Truth be told it could have been pretty grim if Thistle's new
Liverpudlian forward Rod McDonald hadn't been the worst finisher
since Jim Melrose. Twice he was left with only the goalie to beat,
twice the wee boys of Barrowfield had a nice shiny ball to play
(who had already been 'outed' as a Celtic supporter in the press
when it was revealed that King Kenny had been his hero as a kid
so naturally he preferred Celtic) would go on to book his own
place in football history that season when Thistle took on Rangers
at Firhill; as the players made their way into the dressing room
Rod, as was his wont, crossed himself as he left the pitch. So
far so normal, happens in most countries week in week out. However,
a hun in the crowd saw this and went mental (so far so normal)
complaining to a policeman. And here's where it gets really wacky.
The Policeman actually takes this loony seriously and goes to
the referee's room with this complaint. The referee then calls
McDonald into the dressing room and awards him a yellow card!
Not only that but in the second half Rod fouls Gasbag, gets a
second yellow and hence a red, to the confusion of everyone in
the crowd (except the Neanderthal who started the whole thing).
Now whenever there was an incident of some kind at a football
game in Scotland that wasn't too nice, crowd trouble that kind
of thing, the pundits would bemoan the fact that this event would
be broadcast all over the world and bring shame on to the game.
Ordinarily of course they are talking complete cobblers, (do the
good people of Lima really care if there was a fight at Pitoddrie?)
but you'd better believe that the world's press was most interested
in the backwards wee country at the northern end of Europe where
the refs book you for crossing yourself and the national association
sides with the ref. That did catch the eye of the footballing
world. Couldn't make it up could you? Of course it goes without
saying that when Rod was dismissed the game was tied 1:1 and Rangers

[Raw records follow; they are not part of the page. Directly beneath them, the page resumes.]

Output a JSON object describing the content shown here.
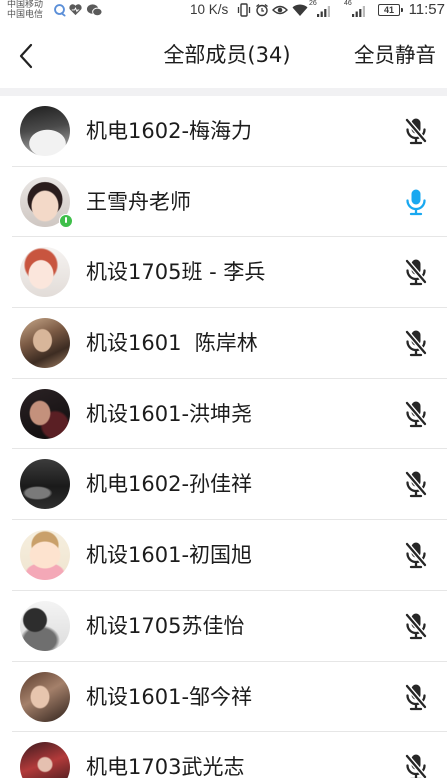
{
  "status_bar": {
    "carriers": [
      "中国移动",
      "中国电信"
    ],
    "notification_icons": [
      "qq-icon",
      "heart-app-icon",
      "wechat-icon"
    ],
    "net_speed": "10 K/s",
    "system_icons": [
      "vibrate-icon",
      "alarm-icon",
      "eye-comfort-icon",
      "wifi-icon",
      "signal-icon",
      "battery-icon"
    ],
    "signal_1_label": "26",
    "signal_2_label": "46",
    "battery": "41",
    "time": "11:57"
  },
  "header": {
    "back_icon": "back-arrow-icon",
    "title": "全部成员(34)",
    "mute_all": "全员静音"
  },
  "members": [
    {
      "name": "机电1602-梅海力",
      "muted": true
    },
    {
      "name": "王雪舟老师",
      "muted": false,
      "badge": true
    },
    {
      "name": "机设1705班 - 李兵",
      "muted": true
    },
    {
      "name": "机设1601  陈岸林",
      "muted": true
    },
    {
      "name": "机设1601-洪坤尧",
      "muted": true
    },
    {
      "name": "机电1602-孙佳祥",
      "muted": true
    },
    {
      "name": "机设1601-初国旭",
      "muted": true
    },
    {
      "name": "机设1705苏佳怡",
      "muted": true
    },
    {
      "name": "机设1601-邹今祥",
      "muted": true
    },
    {
      "name": "机电1703武光志",
      "muted": true
    }
  ],
  "icons": {
    "muted_mic": "mic-muted-icon",
    "active_mic": "mic-icon"
  },
  "theme": {
    "accent": "#19a8f0",
    "mic_muted": "#262626",
    "text": "#1c1c1c",
    "divider": "#e6e6e6",
    "band": "#f1f1f3",
    "badge": "#3fbf4a"
  }
}
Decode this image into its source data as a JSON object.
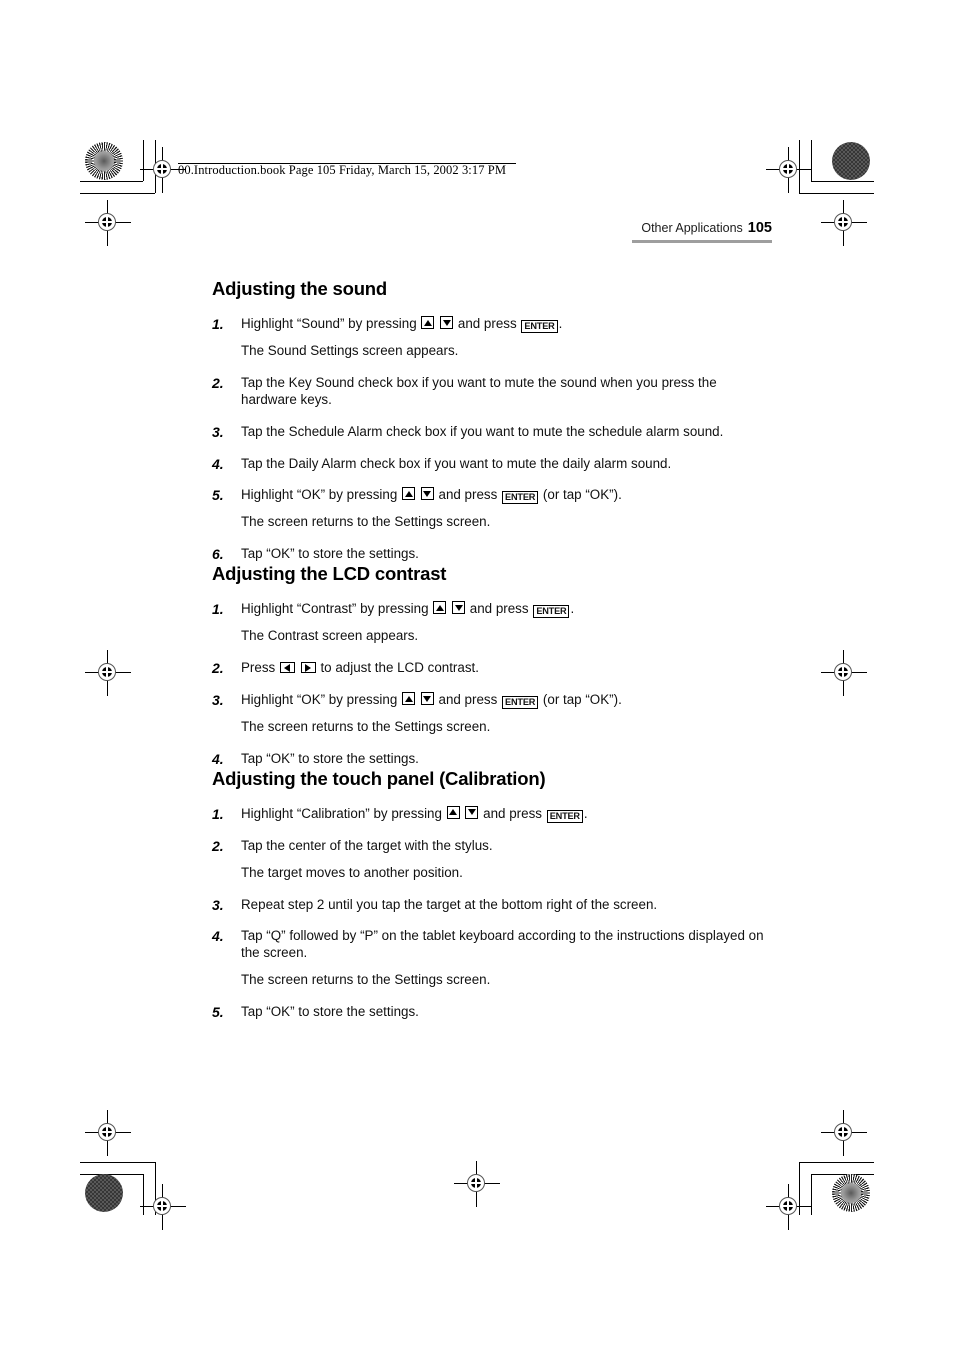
{
  "file_banner": {
    "text": "00.Introduction.book  Page 105  Friday, March 15, 2002  3:17 PM"
  },
  "running_head": {
    "title": "Other Applications",
    "page_number": "105"
  },
  "keys": {
    "up": "up-arrow-key",
    "down": "down-arrow-key",
    "left": "left-arrow-key",
    "right": "right-arrow-key",
    "enter_label": "ENTER"
  },
  "prepress": {
    "star_target": "star-target-mark",
    "solid_dot": "solid-dot-mark",
    "registration": "registration-crosshair-mark"
  },
  "sections": [
    {
      "id": "sound",
      "heading": "Adjusting the sound",
      "steps": [
        {
          "num": "1.",
          "text_before": "Highlight “Sound” by pressing",
          "text_mid": "and press",
          "text_after": ".",
          "result": "The Sound Settings screen appears."
        },
        {
          "num": "2.",
          "text": "Tap the Key Sound check box if you want to mute the sound when you press the hardware keys."
        },
        {
          "num": "3.",
          "text": "Tap the Schedule Alarm check box if you want to mute the schedule alarm sound."
        },
        {
          "num": "4.",
          "text": "Tap the Daily Alarm check box if you want to mute the daily alarm sound."
        },
        {
          "num": "5.",
          "text_before": "Highlight “OK” by pressing",
          "text_mid": "and press",
          "text_after": "(or tap “OK”).",
          "result": "The screen returns to the Settings screen."
        },
        {
          "num": "6.",
          "text": "Tap “OK” to store the settings."
        }
      ]
    },
    {
      "id": "lcd",
      "heading": "Adjusting the LCD contrast",
      "steps": [
        {
          "num": "1.",
          "text_before": "Highlight “Contrast” by pressing",
          "text_mid": "and press",
          "text_after": ".",
          "result": "The Contrast screen appears."
        },
        {
          "num": "2.",
          "text_before": "Press",
          "text_after": "to adjust the LCD contrast."
        },
        {
          "num": "3.",
          "text_before": "Highlight “OK” by pressing",
          "text_mid": "and press",
          "text_after": "(or tap “OK”).",
          "result": "The screen returns to the Settings screen."
        },
        {
          "num": "4.",
          "text": "Tap “OK” to store the settings."
        }
      ]
    },
    {
      "id": "touch",
      "heading": "Adjusting the touch panel (Calibration)",
      "steps": [
        {
          "num": "1.",
          "text_before": "Highlight “Calibration” by pressing",
          "text_mid": "and press",
          "text_after": "."
        },
        {
          "num": "2.",
          "text": "Tap the center of the target with the stylus.",
          "result": "The target moves to another position."
        },
        {
          "num": "3.",
          "text": "Repeat step 2 until you tap the target at the bottom right of the screen."
        },
        {
          "num": "4.",
          "text": "Tap “Q” followed by “P” on the tablet keyboard according to the instructions displayed on the screen.",
          "result": "The screen returns to the Settings screen."
        },
        {
          "num": "5.",
          "text": "Tap “OK” to store the settings."
        }
      ]
    }
  ]
}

ran out 2:1 winners against the ten Thistle men who were sure
to keep their superstitions and rituals well to themselves from
then on. The MIB on that shameful occasion was Jim McGilvray.
He retired shortly afterwards on the pretext that SFA regulations
were cramping his style, but later admitted to the Scottish Sun
that Gasbag should indeed have been sent from the field that afternoon
but he didn't want to be the first to do it and thereby 'start
a riot'. Celtic's paranoia right enough!
at Celtic Park we were about to royally shoot ourselves in the
foot against Hibs. We murdered them. A team has rarely been so
outplayed. They barely touched the ball. Except, of course, on
the two occasions when they scored (they had a grand total of
three shots during the entire game). It was galling. Celtic's
football couldn't be faulted but rather than play a final pass
we seemed to prefer making another pretty passing pattern.
Rangers sitting on top of the league and PSG looming large on
the horizon we had to start getting a bit more clinical.